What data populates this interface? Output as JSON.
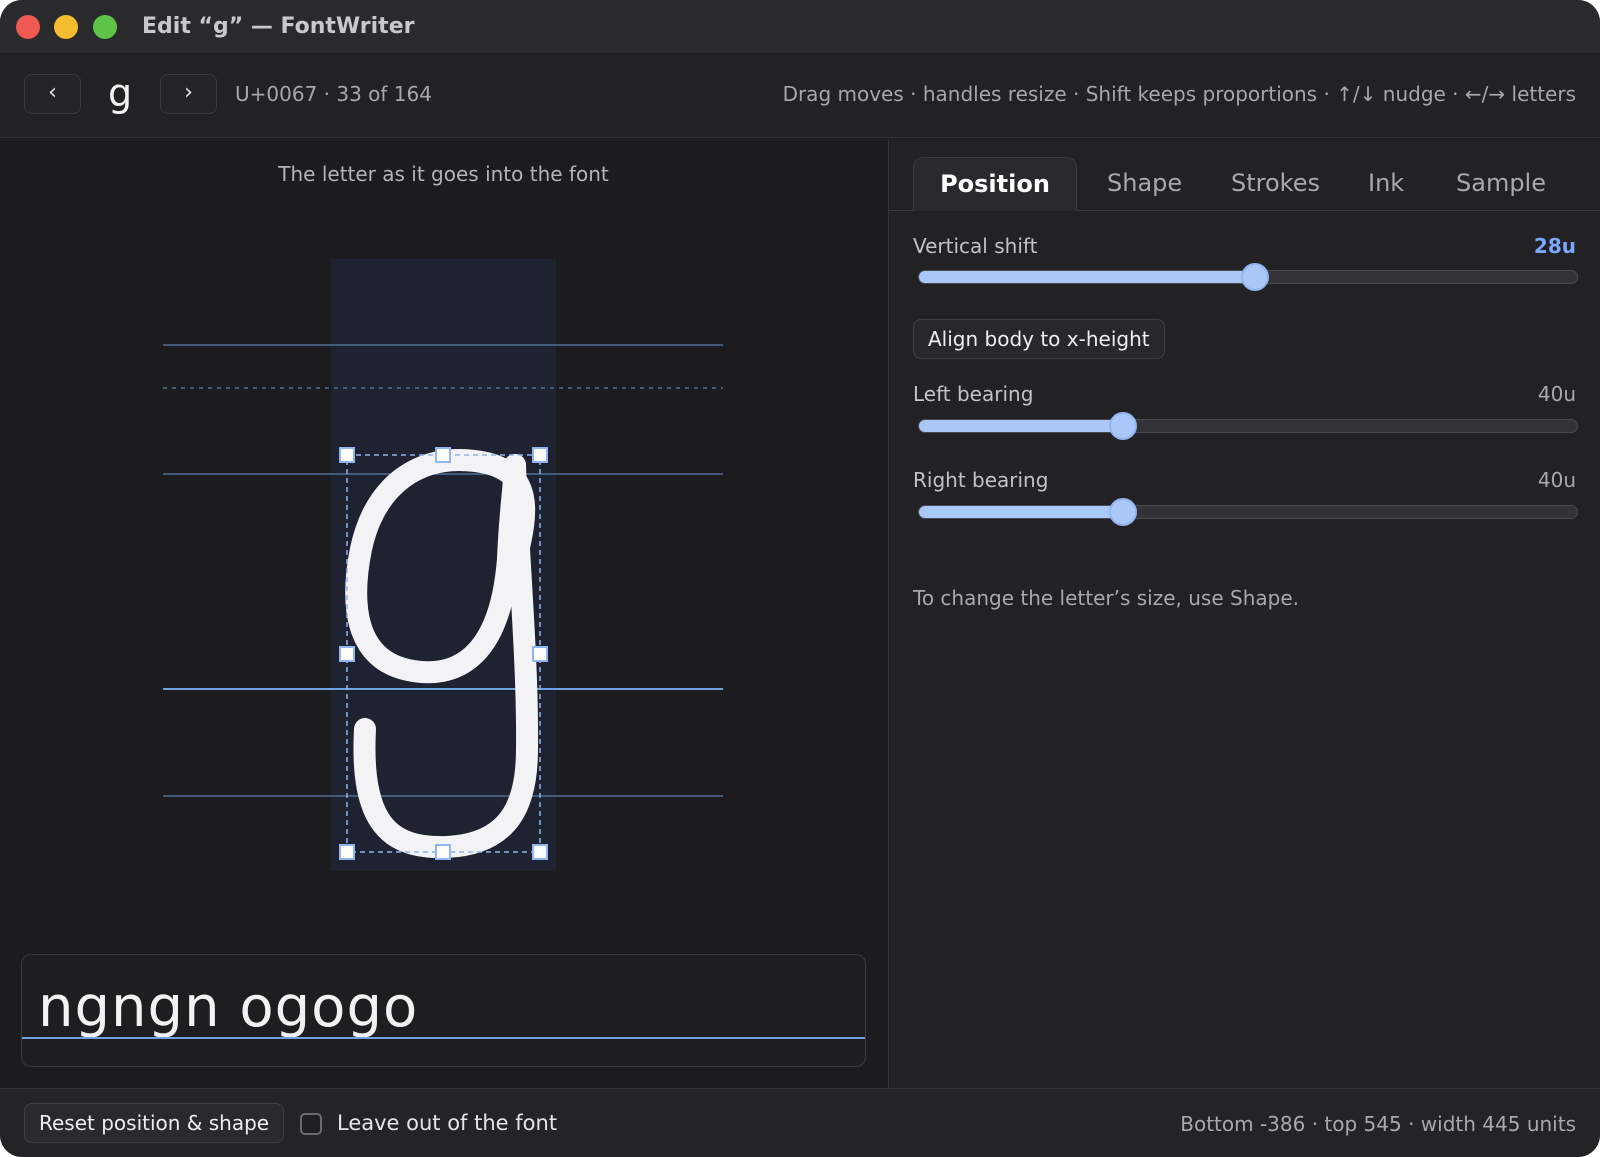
{
  "window": {
    "title": "Edit “g” — FontWriter"
  },
  "toolbar": {
    "prev_icon": "chevron-left-icon",
    "next_icon": "chevron-right-icon",
    "prev_glyph": "‹",
    "next_glyph": "›",
    "current_letter": "g",
    "codepoint_info": "U+0067 · 33 of 164",
    "hints": "Drag moves · handles resize · Shift keeps proportions · ↑/↓ nudge · ←/→ letters"
  },
  "canvas": {
    "caption": "The letter as it goes into the font"
  },
  "sample": {
    "text": "ngngn ogogo"
  },
  "tabs": [
    {
      "label": "Position",
      "active": true
    },
    {
      "label": "Shape",
      "active": false
    },
    {
      "label": "Strokes",
      "active": false
    },
    {
      "label": "Ink",
      "active": false
    },
    {
      "label": "Sample",
      "active": false
    }
  ],
  "position_panel": {
    "vertical_shift": {
      "label": "Vertical shift",
      "value_text": "28u",
      "fraction": 0.51
    },
    "align_button": "Align body to x-height",
    "left_bearing": {
      "label": "Left bearing",
      "value_text": "40u",
      "fraction": 0.31
    },
    "right_bearing": {
      "label": "Right bearing",
      "value_text": "40u",
      "fraction": 0.31
    },
    "size_note": "To change the letter’s size, use Shape."
  },
  "footer": {
    "reset_button": "Reset position & shape",
    "leave_out_label": "Leave out of the font",
    "leave_out_checked": false,
    "metrics": "Bottom -386 · top 545 · width 445 units"
  },
  "colors": {
    "accent": "#7aa7ff",
    "slider_fill": "#a9c8f7",
    "guide_line": "#4e6f96",
    "baseline": "#6fa2e0",
    "selection": "#8fb6f0"
  }
}
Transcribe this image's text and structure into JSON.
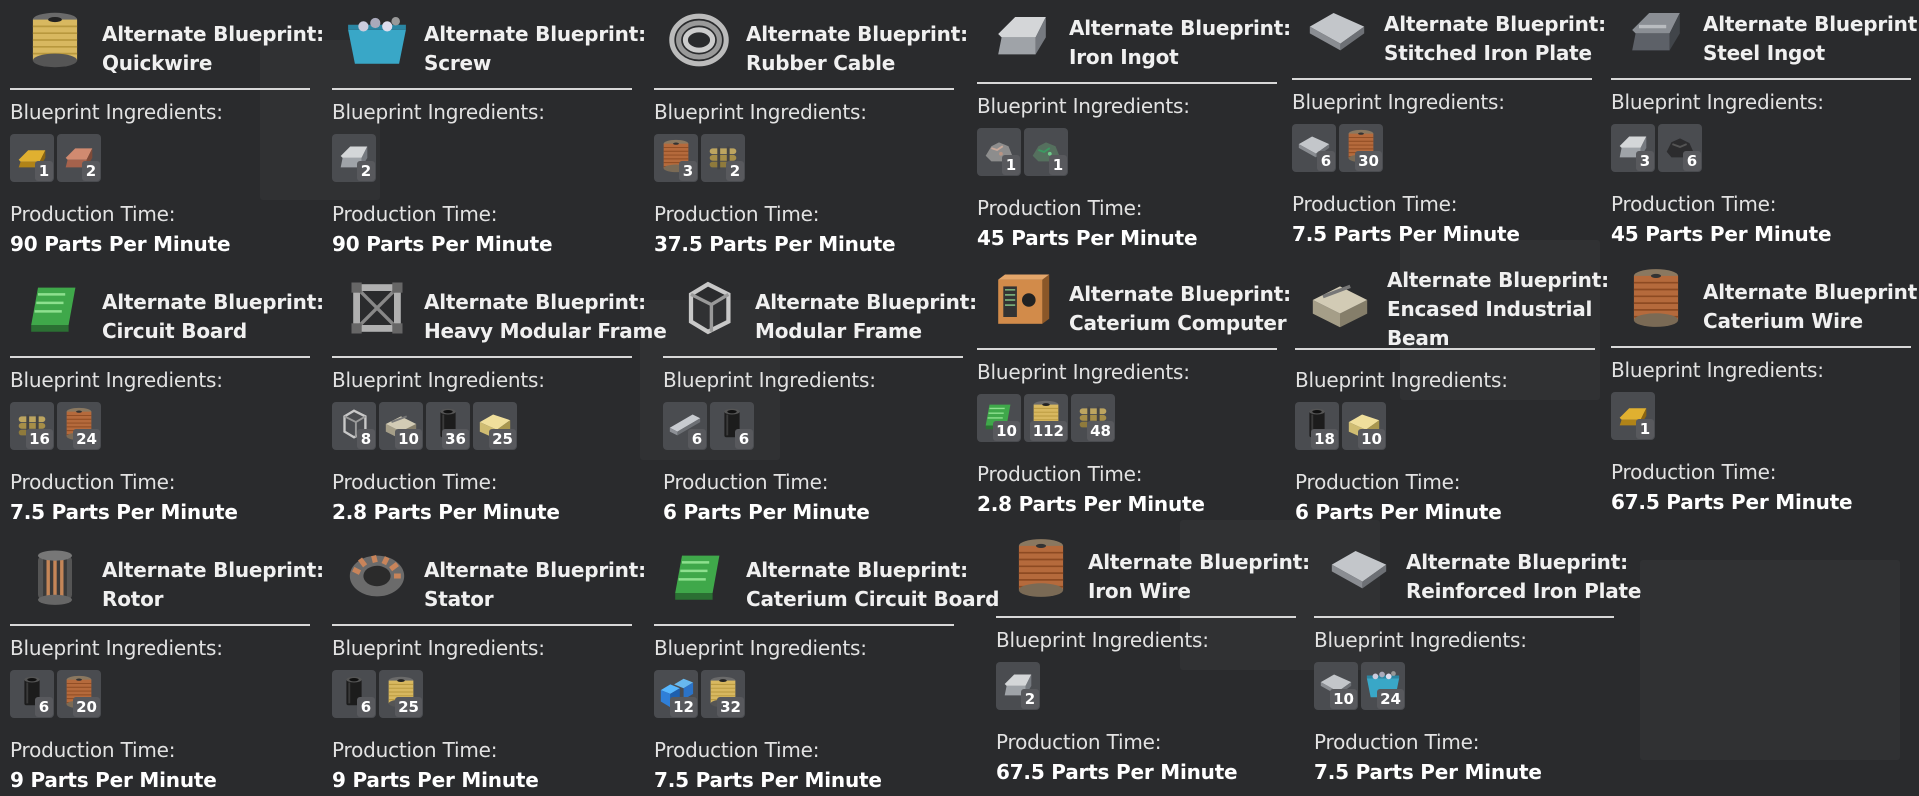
{
  "labels": {
    "ingredients": "Blueprint Ingredients:",
    "production_time": "Production Time:"
  },
  "cards": [
    {
      "title_prefix": "Alternate Blueprint:",
      "title_name": "Quickwire",
      "icon": "quickwire-spool-icon",
      "ingredients": [
        {
          "icon": "caterium-ingot-icon",
          "count": "1"
        },
        {
          "icon": "copper-ingot-icon",
          "count": "2"
        }
      ],
      "rate": "90 Parts Per Minute"
    },
    {
      "title_prefix": "Alternate Blueprint:",
      "title_name": "Screw",
      "icon": "screw-bin-icon",
      "ingredients": [
        {
          "icon": "iron-ingot-icon",
          "count": "2"
        }
      ],
      "rate": "90 Parts Per Minute"
    },
    {
      "title_prefix": "Alternate Blueprint:",
      "title_name": "Rubber Cable",
      "icon": "rubber-cable-icon",
      "ingredients": [
        {
          "icon": "wire-spool-icon",
          "count": "3"
        },
        {
          "icon": "quickwire-bundle-icon",
          "count": "2"
        }
      ],
      "rate": "37.5 Parts Per Minute"
    },
    {
      "title_prefix": "Alternate Blueprint:",
      "title_name": "Iron Ingot",
      "icon": "iron-ingot-icon",
      "ingredients": [
        {
          "icon": "iron-ore-icon",
          "count": "1"
        },
        {
          "icon": "copper-ore-icon",
          "count": "1"
        }
      ],
      "rate": "45 Parts Per Minute"
    },
    {
      "title_prefix": "Alternate Blueprint:",
      "title_name": "Stitched Iron Plate",
      "icon": "iron-plate-icon",
      "ingredients": [
        {
          "icon": "iron-plate-icon",
          "count": "6"
        },
        {
          "icon": "wire-spool-icon",
          "count": "30"
        }
      ],
      "rate": "7.5 Parts Per Minute"
    },
    {
      "title_prefix": "Alternate Blueprint:",
      "title_name": "Steel Ingot",
      "icon": "steel-ingot-icon",
      "ingredients": [
        {
          "icon": "iron-ingot-icon",
          "count": "3"
        },
        {
          "icon": "coal-icon",
          "count": "6"
        }
      ],
      "rate": "45 Parts Per Minute"
    },
    {
      "title_prefix": "Alternate Blueprint:",
      "title_name": "Circuit Board",
      "icon": "circuit-board-icon",
      "ingredients": [
        {
          "icon": "quickwire-bundle-icon",
          "count": "16"
        },
        {
          "icon": "wire-spool-icon",
          "count": "24"
        }
      ],
      "rate": "7.5 Parts Per Minute"
    },
    {
      "title_prefix": "Alternate Blueprint:",
      "title_name": "Heavy Modular Frame",
      "icon": "heavy-modular-frame-icon",
      "ingredients": [
        {
          "icon": "modular-frame-icon",
          "count": "8"
        },
        {
          "icon": "encased-beam-icon",
          "count": "10"
        },
        {
          "icon": "steel-pipe-icon",
          "count": "36"
        },
        {
          "icon": "concrete-icon",
          "count": "25"
        }
      ],
      "rate": "2.8 Parts Per Minute"
    },
    {
      "title_prefix": "Alternate Blueprint:",
      "title_name": "Modular Frame",
      "icon": "modular-frame-icon",
      "ingredients": [
        {
          "icon": "iron-rod-icon",
          "count": "6"
        },
        {
          "icon": "steel-pipe-icon",
          "count": "6"
        }
      ],
      "rate": "6 Parts Per Minute"
    },
    {
      "title_prefix": "Alternate Blueprint:",
      "title_name": "Caterium Computer",
      "icon": "computer-icon",
      "ingredients": [
        {
          "icon": "circuit-board-icon",
          "count": "10"
        },
        {
          "icon": "quickwire-spool-icon",
          "count": "112"
        },
        {
          "icon": "quickwire-bundle-icon",
          "count": "48"
        }
      ],
      "rate": "2.8 Parts Per Minute"
    },
    {
      "title_prefix": "Alternate Blueprint:",
      "title_name": "Encased Industrial Beam",
      "icon": "encased-beam-icon",
      "ingredients": [
        {
          "icon": "steel-pipe-icon",
          "count": "18"
        },
        {
          "icon": "concrete-icon",
          "count": "10"
        }
      ],
      "rate": "6 Parts Per Minute"
    },
    {
      "title_prefix": "Alternate Blueprint:",
      "title_name": "Caterium Wire",
      "icon": "wire-spool-icon",
      "ingredients": [
        {
          "icon": "caterium-ingot-icon",
          "count": "1"
        }
      ],
      "rate": "67.5 Parts Per Minute"
    },
    {
      "title_prefix": "Alternate Blueprint:",
      "title_name": "Rotor",
      "icon": "rotor-icon",
      "ingredients": [
        {
          "icon": "steel-pipe-icon",
          "count": "6"
        },
        {
          "icon": "wire-spool-icon",
          "count": "20"
        }
      ],
      "rate": "9 Parts Per Minute"
    },
    {
      "title_prefix": "Alternate Blueprint:",
      "title_name": "Stator",
      "icon": "stator-icon",
      "ingredients": [
        {
          "icon": "steel-pipe-icon",
          "count": "6"
        },
        {
          "icon": "quickwire-spool-icon",
          "count": "25"
        }
      ],
      "rate": "9 Parts Per Minute"
    },
    {
      "title_prefix": "Alternate Blueprint:",
      "title_name": "Caterium Circuit Board",
      "icon": "circuit-board-icon",
      "ingredients": [
        {
          "icon": "plastic-icon",
          "count": "12"
        },
        {
          "icon": "quickwire-spool-icon",
          "count": "32"
        }
      ],
      "rate": "7.5 Parts Per Minute"
    },
    {
      "title_prefix": "Alternate Blueprint:",
      "title_name": "Iron Wire",
      "icon": "wire-spool-icon",
      "ingredients": [
        {
          "icon": "iron-ingot-icon",
          "count": "2"
        }
      ],
      "rate": "67.5 Parts Per Minute"
    },
    {
      "title_prefix": "Alternate Blueprint:",
      "title_name": "Reinforced Iron Plate",
      "icon": "iron-plate-icon",
      "ingredients": [
        {
          "icon": "iron-plate-icon",
          "count": "10"
        },
        {
          "icon": "screw-bin-icon",
          "count": "24"
        }
      ],
      "rate": "7.5 Parts Per Minute"
    }
  ]
}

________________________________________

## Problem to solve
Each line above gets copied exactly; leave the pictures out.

## The completed task
What data populates this interface? Output as JSON.
{
  "window": {
    "title": "Edit “g” — FontWriter"
  },
  "toolbar": {
    "prev_icon": "chevron-left-icon",
    "next_icon": "chevron-right-icon",
    "prev_glyph": "‹",
    "next_glyph": "›",
    "current_letter": "g",
    "codepoint_info": "U+0067 · 33 of 164",
    "hints": "Drag moves · handles resize · Shift keeps proportions · ↑/↓ nudge · ←/→ letters"
  },
  "canvas": {
    "caption": "The letter as it goes into the font"
  },
  "sample": {
    "text": "ngngn ogogo"
  },
  "tabs": [
    {
      "label": "Position",
      "active": true
    },
    {
      "label": "Shape",
      "active": false
    },
    {
      "label": "Strokes",
      "active": false
    },
    {
      "label": "Ink",
      "active": false
    },
    {
      "label": "Sample",
      "active": false
    }
  ],
  "position_panel": {
    "vertical_shift": {
      "label": "Vertical shift",
      "value_text": "28u",
      "fraction": 0.51
    },
    "align_button": "Align body to x-height",
    "left_bearing": {
      "label": "Left bearing",
      "value_text": "40u",
      "fraction": 0.31
    },
    "right_bearing": {
      "label": "Right bearing",
      "value_text": "40u",
      "fraction": 0.31
    },
    "size_note": "To change the letter’s size, use Shape."
  },
  "footer": {
    "reset_button": "Reset position & shape",
    "leave_out_label": "Leave out of the font",
    "leave_out_checked": false,
    "metrics": "Bottom -386 · top 545 · width 445 units"
  },
  "colors": {
    "accent": "#7aa7ff",
    "slider_fill": "#a9c8f7",
    "guide_line": "#4e6f96",
    "baseline": "#6fa2e0",
    "selection": "#8fb6f0"
  }
}
Transcribe this image's text and structure into JSON.
{
  "labels": {
    "ingredients": "Blueprint Ingredients:",
    "production_time": "Production Time:"
  },
  "cards": [
    {
      "title_prefix": "Alternate Blueprint:",
      "title_name": "Quickwire",
      "icon": "quickwire-spool-icon",
      "ingredients": [
        {
          "icon": "caterium-ingot-icon",
          "count": "1"
        },
        {
          "icon": "copper-ingot-icon",
          "count": "2"
        }
      ],
      "rate": "90 Parts Per Minute"
    },
    {
      "title_prefix": "Alternate Blueprint:",
      "title_name": "Screw",
      "icon": "screw-bin-icon",
      "ingredients": [
        {
          "icon": "iron-ingot-icon",
          "count": "2"
        }
      ],
      "rate": "90 Parts Per Minute"
    },
    {
      "title_prefix": "Alternate Blueprint:",
      "title_name": "Rubber Cable",
      "icon": "rubber-cable-icon",
      "ingredients": [
        {
          "icon": "wire-spool-icon",
          "count": "3"
        },
        {
          "icon": "quickwire-bundle-icon",
          "count": "2"
        }
      ],
      "rate": "37.5 Parts Per Minute"
    },
    {
      "title_prefix": "Alternate Blueprint:",
      "title_name": "Iron Ingot",
      "icon": "iron-ingot-icon",
      "ingredients": [
        {
          "icon": "iron-ore-icon",
          "count": "1"
        },
        {
          "icon": "copper-ore-icon",
          "count": "1"
        }
      ],
      "rate": "45 Parts Per Minute"
    },
    {
      "title_prefix": "Alternate Blueprint:",
      "title_name": "Stitched Iron Plate",
      "icon": "iron-plate-icon",
      "ingredients": [
        {
          "icon": "iron-plate-icon",
          "count": "6"
        },
        {
          "icon": "wire-spool-icon",
          "count": "30"
        }
      ],
      "rate": "7.5 Parts Per Minute"
    },
    {
      "title_prefix": "Alternate Blueprint:",
      "title_name": "Steel Ingot",
      "icon": "steel-ingot-icon",
      "ingredients": [
        {
          "icon": "iron-ingot-icon",
          "count": "3"
        },
        {
          "icon": "coal-icon",
          "count": "6"
        }
      ],
      "rate": "45 Parts Per Minute"
    },
    {
      "title_prefix": "Alternate Blueprint:",
      "title_name": "Circuit Board",
      "icon": "circuit-board-icon",
      "ingredients": [
        {
          "icon": "quickwire-bundle-icon",
          "count": "16"
        },
        {
          "icon": "wire-spool-icon",
          "count": "24"
        }
      ],
      "rate": "7.5 Parts Per Minute"
    },
    {
      "title_prefix": "Alternate Blueprint:",
      "title_name": "Heavy Modular Frame",
      "icon": "heavy-modular-frame-icon",
      "ingredients": [
        {
          "icon": "modular-frame-icon",
          "count": "8"
        },
        {
          "icon": "encased-beam-icon",
          "count": "10"
        },
        {
          "icon": "steel-pipe-icon",
          "count": "36"
        },
        {
          "icon": "concrete-icon",
          "count": "25"
        }
      ],
      "rate": "2.8 Parts Per Minute"
    },
    {
      "title_prefix": "Alternate Blueprint:",
      "title_name": "Modular Frame",
      "icon": "modular-frame-icon",
      "ingredients": [
        {
          "icon": "iron-rod-icon",
          "count": "6"
        },
        {
          "icon": "steel-pipe-icon",
          "count": "6"
        }
      ],
      "rate": "6 Parts Per Minute"
    },
    {
      "title_prefix": "Alternate Blueprint:",
      "title_name": "Caterium Computer",
      "icon": "computer-icon",
      "ingredients": [
        {
          "icon": "circuit-board-icon",
          "count": "10"
        },
        {
          "icon": "quickwire-spool-icon",
          "count": "112"
        },
        {
          "icon": "quickwire-bundle-icon",
          "count": "48"
        }
      ],
      "rate": "2.8 Parts Per Minute"
    },
    {
      "title_prefix": "Alternate Blueprint:",
      "title_name": "Encased Industrial Beam",
      "icon": "encased-beam-icon",
      "ingredients": [
        {
          "icon": "steel-pipe-icon",
          "count": "18"
        },
        {
          "icon": "concrete-icon",
          "count": "10"
        }
      ],
      "rate": "6 Parts Per Minute"
    },
    {
      "title_prefix": "Alternate Blueprint:",
      "title_name": "Caterium Wire",
      "icon": "wire-spool-icon",
      "ingredients": [
        {
          "icon": "caterium-ingot-icon",
          "count": "1"
        }
      ],
      "rate": "67.5 Parts Per Minute"
    },
    {
      "title_prefix": "Alternate Blueprint:",
      "title_name": "Rotor",
      "icon": "rotor-icon",
      "ingredients": [
        {
          "icon": "steel-pipe-icon",
          "count": "6"
        },
        {
          "icon": "wire-spool-icon",
          "count": "20"
        }
      ],
      "rate": "9 Parts Per Minute"
    },
    {
      "title_prefix": "Alternate Blueprint:",
      "title_name": "Stator",
      "icon": "stator-icon",
      "ingredients": [
        {
          "icon": "steel-pipe-icon",
          "count": "6"
        },
        {
          "icon": "quickwire-spool-icon",
          "count": "25"
        }
      ],
      "rate": "9 Parts Per Minute"
    },
    {
      "title_prefix": "Alternate Blueprint:",
      "title_name": "Caterium Circuit Board",
      "icon": "circuit-board-icon",
      "ingredients": [
        {
          "icon": "plastic-icon",
          "count": "12"
        },
        {
          "icon": "quickwire-spool-icon",
          "count": "32"
        }
      ],
      "rate": "7.5 Parts Per Minute"
    },
    {
      "title_prefix": "Alternate Blueprint:",
      "title_name": "Iron Wire",
      "icon": "wire-spool-icon",
      "ingredients": [
        {
          "icon": "iron-ingot-icon",
          "count": "2"
        }
      ],
      "rate": "67.5 Parts Per Minute"
    },
    {
      "title_prefix": "Alternate Blueprint:",
      "title_name": "Reinforced Iron Plate",
      "icon": "iron-plate-icon",
      "ingredients": [
        {
          "icon": "iron-plate-icon",
          "count": "10"
        },
        {
          "icon": "screw-bin-icon",
          "count": "24"
        }
      ],
      "rate": "7.5 Parts Per Minute"
    }
  ]
}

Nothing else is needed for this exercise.